» What is being asked: From the first line to the last, copy the listing below word for word.
Source data: Begin
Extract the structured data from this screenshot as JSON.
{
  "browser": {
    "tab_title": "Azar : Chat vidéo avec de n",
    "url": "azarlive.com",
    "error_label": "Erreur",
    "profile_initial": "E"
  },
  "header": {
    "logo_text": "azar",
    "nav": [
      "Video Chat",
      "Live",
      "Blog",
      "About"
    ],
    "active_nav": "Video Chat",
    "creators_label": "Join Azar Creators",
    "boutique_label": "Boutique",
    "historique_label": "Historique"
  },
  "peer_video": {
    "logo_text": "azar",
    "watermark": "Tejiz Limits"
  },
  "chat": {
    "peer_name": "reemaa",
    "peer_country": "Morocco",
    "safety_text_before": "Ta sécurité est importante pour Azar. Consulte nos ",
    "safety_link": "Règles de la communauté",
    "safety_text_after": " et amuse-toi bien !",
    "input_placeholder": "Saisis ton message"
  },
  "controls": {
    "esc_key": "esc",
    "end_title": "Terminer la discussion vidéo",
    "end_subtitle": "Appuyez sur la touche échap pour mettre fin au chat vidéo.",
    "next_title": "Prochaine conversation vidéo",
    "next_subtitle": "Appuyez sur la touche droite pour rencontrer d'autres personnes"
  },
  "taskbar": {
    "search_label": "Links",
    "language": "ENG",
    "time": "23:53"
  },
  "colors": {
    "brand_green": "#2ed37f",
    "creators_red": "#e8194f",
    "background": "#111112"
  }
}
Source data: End
» Completed exercise:
Extract the structured data from this screenshot as JSON.
{
  "browser": {
    "tab_title": "Azar : Chat vidéo avec de n",
    "url": "azarlive.com",
    "error_label": "Erreur",
    "profile_initial": "E"
  },
  "header": {
    "logo_text": "azar",
    "nav": [
      "Video Chat",
      "Live",
      "Blog",
      "About"
    ],
    "active_nav": "Video Chat",
    "creators_label": "Join Azar Creators",
    "boutique_label": "Boutique",
    "historique_label": "Historique"
  },
  "peer_video": {
    "logo_text": "azar",
    "watermark": "Tejiz Limits"
  },
  "chat": {
    "peer_name": "reemaa",
    "peer_country": "Morocco",
    "safety_text_before": "Ta sécurité est importante pour Azar. Consulte nos ",
    "safety_link": "Règles de la communauté",
    "safety_text_after": " et amuse-toi bien !",
    "input_placeholder": "Saisis ton message"
  },
  "controls": {
    "esc_key": "esc",
    "end_title": "Terminer la discussion vidéo",
    "end_subtitle": "Appuyez sur la touche échap pour mettre fin au chat vidéo.",
    "next_title": "Prochaine conversation vidéo",
    "next_subtitle": "Appuyez sur la touche droite pour rencontrer d'autres personnes"
  },
  "taskbar": {
    "search_label": "Links",
    "language": "ENG",
    "time": "23:53"
  },
  "colors": {
    "brand_green": "#2ed37f",
    "creators_red": "#e8194f",
    "background": "#111112"
  }
}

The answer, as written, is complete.